Requirement: Among the entries that follow, how many lines contain the string "color"? Answer with that number only.

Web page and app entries
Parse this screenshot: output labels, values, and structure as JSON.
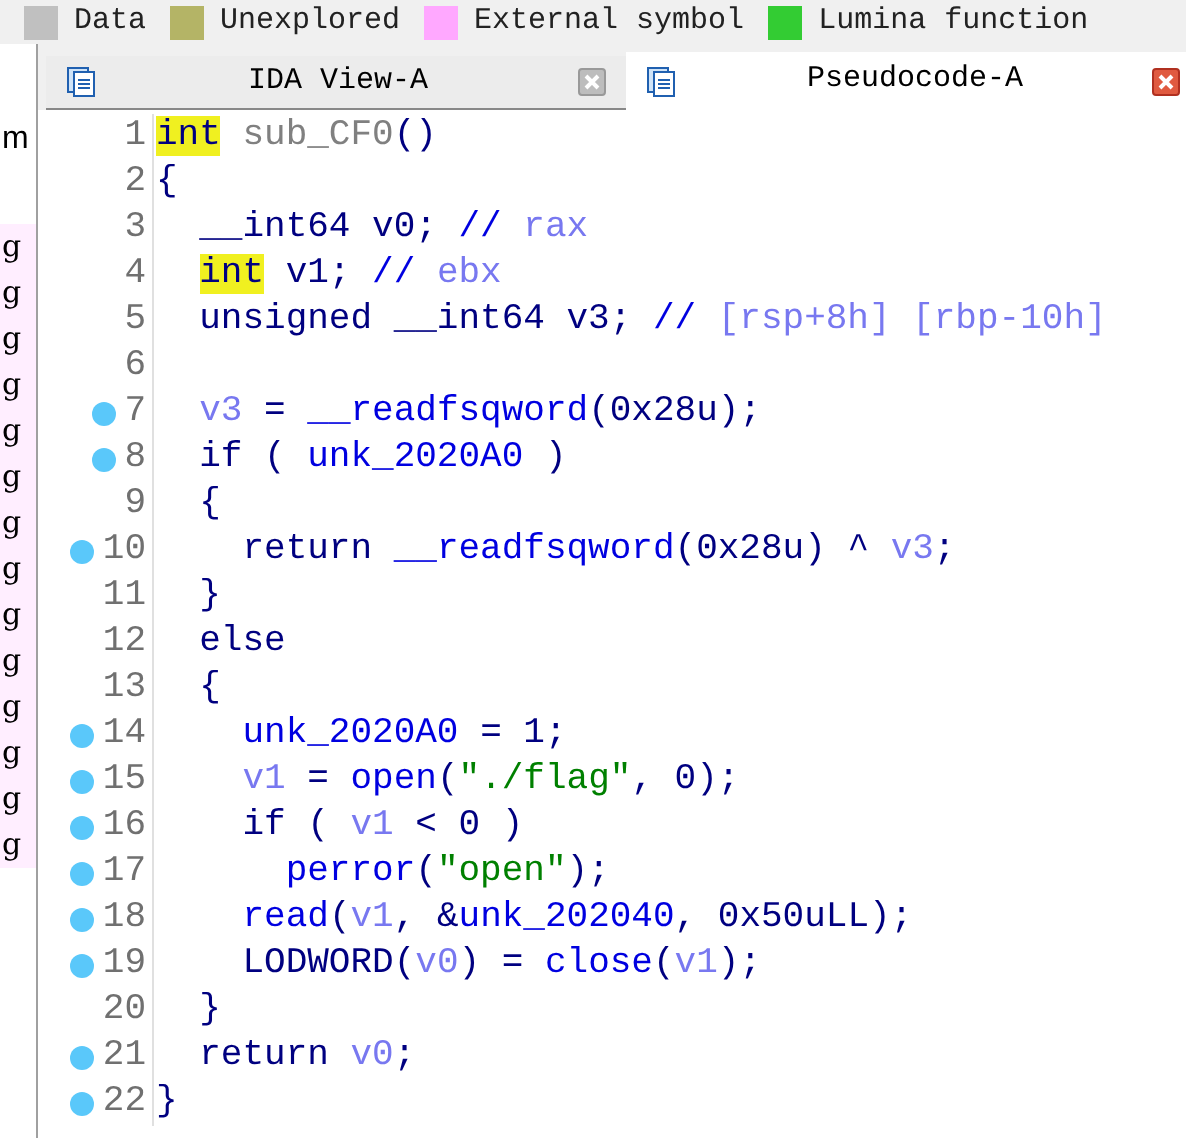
{
  "legend": [
    {
      "label": "Data",
      "color": "#c0c0c0"
    },
    {
      "label": "Unexplored",
      "color": "#b4b466"
    },
    {
      "label": "External symbol",
      "color": "#ffa8ff"
    },
    {
      "label": "Lumina function",
      "color": "#33cc33"
    }
  ],
  "side_panel": {
    "heading": "m",
    "rows": [
      "g",
      "g",
      "g",
      "g",
      "g",
      "g",
      "g",
      "g",
      "g",
      "g",
      "g",
      "g",
      "g",
      "g"
    ]
  },
  "tabs": [
    {
      "label": "IDA View-A",
      "selected": false
    },
    {
      "label": "Pseudocode-A",
      "selected": true
    }
  ],
  "code": [
    {
      "number": "1",
      "breakpoint": false,
      "tokens": [
        {
          "text": "int",
          "kind": "highlight"
        },
        {
          "text": " sub_CF0",
          "kind": "dim"
        },
        {
          "text": "()",
          "kind": "plain"
        }
      ]
    },
    {
      "number": "2",
      "breakpoint": false,
      "tokens": [
        {
          "text": "{",
          "kind": "plain"
        }
      ]
    },
    {
      "number": "3",
      "breakpoint": false,
      "tokens": [
        {
          "text": "  __int64 v0; ",
          "kind": "plain"
        },
        {
          "text": "// ",
          "kind": "name"
        },
        {
          "text": "rax",
          "kind": "var"
        }
      ]
    },
    {
      "number": "4",
      "breakpoint": false,
      "tokens": [
        {
          "text": "  int",
          "kind": "highlight"
        },
        {
          "text": " v1; ",
          "kind": "plain"
        },
        {
          "text": "// ",
          "kind": "name"
        },
        {
          "text": "ebx",
          "kind": "var"
        }
      ]
    },
    {
      "number": "5",
      "breakpoint": false,
      "tokens": [
        {
          "text": "  unsigned __int64 v3; ",
          "kind": "plain"
        },
        {
          "text": "// ",
          "kind": "name"
        },
        {
          "text": "[rsp+8h] [rbp-10h]",
          "kind": "var"
        }
      ]
    },
    {
      "number": "6",
      "breakpoint": false
    },
    {
      "number": "7",
      "breakpoint": true,
      "tokens": [
        {
          "text": "  v3",
          "kind": "var"
        },
        {
          "text": " = ",
          "kind": "plain"
        },
        {
          "text": "__readfsqword",
          "kind": "name"
        },
        {
          "text": "(0x28u);",
          "kind": "plain"
        }
      ]
    },
    {
      "number": "8",
      "breakpoint": true,
      "tokens": [
        {
          "text": "  if ( ",
          "kind": "plain"
        },
        {
          "text": "unk_2020A0",
          "kind": "name"
        },
        {
          "text": " )",
          "kind": "plain"
        }
      ]
    },
    {
      "number": "9",
      "breakpoint": false,
      "tokens": [
        {
          "text": "  {",
          "kind": "plain"
        }
      ]
    },
    {
      "number": "10",
      "breakpoint": true,
      "tokens": [
        {
          "text": "    return ",
          "kind": "plain"
        },
        {
          "text": "__readfsqword",
          "kind": "name"
        },
        {
          "text": "(0x28u) ^ ",
          "kind": "plain"
        },
        {
          "text": "v3",
          "kind": "var"
        },
        {
          "text": ";",
          "kind": "plain"
        }
      ]
    },
    {
      "number": "11",
      "breakpoint": false,
      "tokens": [
        {
          "text": "  }",
          "kind": "plain"
        }
      ]
    },
    {
      "number": "12",
      "breakpoint": false,
      "tokens": [
        {
          "text": "  else",
          "kind": "plain"
        }
      ]
    },
    {
      "number": "13",
      "breakpoint": false,
      "tokens": [
        {
          "text": "  {",
          "kind": "plain"
        }
      ]
    },
    {
      "number": "14",
      "breakpoint": true,
      "tokens": [
        {
          "text": "    unk_2020A0",
          "kind": "name"
        },
        {
          "text": " = 1;",
          "kind": "plain"
        }
      ]
    },
    {
      "number": "15",
      "breakpoint": true,
      "tokens": [
        {
          "text": "    v1",
          "kind": "var"
        },
        {
          "text": " = ",
          "kind": "plain"
        },
        {
          "text": "open",
          "kind": "name"
        },
        {
          "text": "(",
          "kind": "plain"
        },
        {
          "text": "\"./flag\"",
          "kind": "string"
        },
        {
          "text": ", 0);",
          "kind": "plain"
        }
      ]
    },
    {
      "number": "16",
      "breakpoint": true,
      "tokens": [
        {
          "text": "    if ( ",
          "kind": "plain"
        },
        {
          "text": "v1",
          "kind": "var"
        },
        {
          "text": " < 0 )",
          "kind": "plain"
        }
      ]
    },
    {
      "number": "17",
      "breakpoint": true,
      "tokens": [
        {
          "text": "      perror",
          "kind": "name"
        },
        {
          "text": "(",
          "kind": "plain"
        },
        {
          "text": "\"open\"",
          "kind": "string"
        },
        {
          "text": ");",
          "kind": "plain"
        }
      ]
    },
    {
      "number": "18",
      "breakpoint": true,
      "tokens": [
        {
          "text": "    read",
          "kind": "name"
        },
        {
          "text": "(",
          "kind": "plain"
        },
        {
          "text": "v1",
          "kind": "var"
        },
        {
          "text": ", &",
          "kind": "plain"
        },
        {
          "text": "unk_202040",
          "kind": "name"
        },
        {
          "text": ", 0x50uLL);",
          "kind": "plain"
        }
      ]
    },
    {
      "number": "19",
      "breakpoint": true,
      "tokens": [
        {
          "text": "    LODWORD(",
          "kind": "plain"
        },
        {
          "text": "v0",
          "kind": "var"
        },
        {
          "text": ") = ",
          "kind": "plain"
        },
        {
          "text": "close",
          "kind": "name"
        },
        {
          "text": "(",
          "kind": "plain"
        },
        {
          "text": "v1",
          "kind": "var"
        },
        {
          "text": ");",
          "kind": "plain"
        }
      ]
    },
    {
      "number": "20",
      "breakpoint": false,
      "tokens": [
        {
          "text": "  }",
          "kind": "plain"
        }
      ]
    },
    {
      "number": "21",
      "breakpoint": true,
      "tokens": [
        {
          "text": "  return ",
          "kind": "plain"
        },
        {
          "text": "v0",
          "kind": "var"
        },
        {
          "text": ";",
          "kind": "plain"
        }
      ]
    },
    {
      "number": "22",
      "breakpoint": true,
      "tokens": [
        {
          "text": "}",
          "kind": "plain"
        }
      ]
    }
  ]
}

Task solution: 4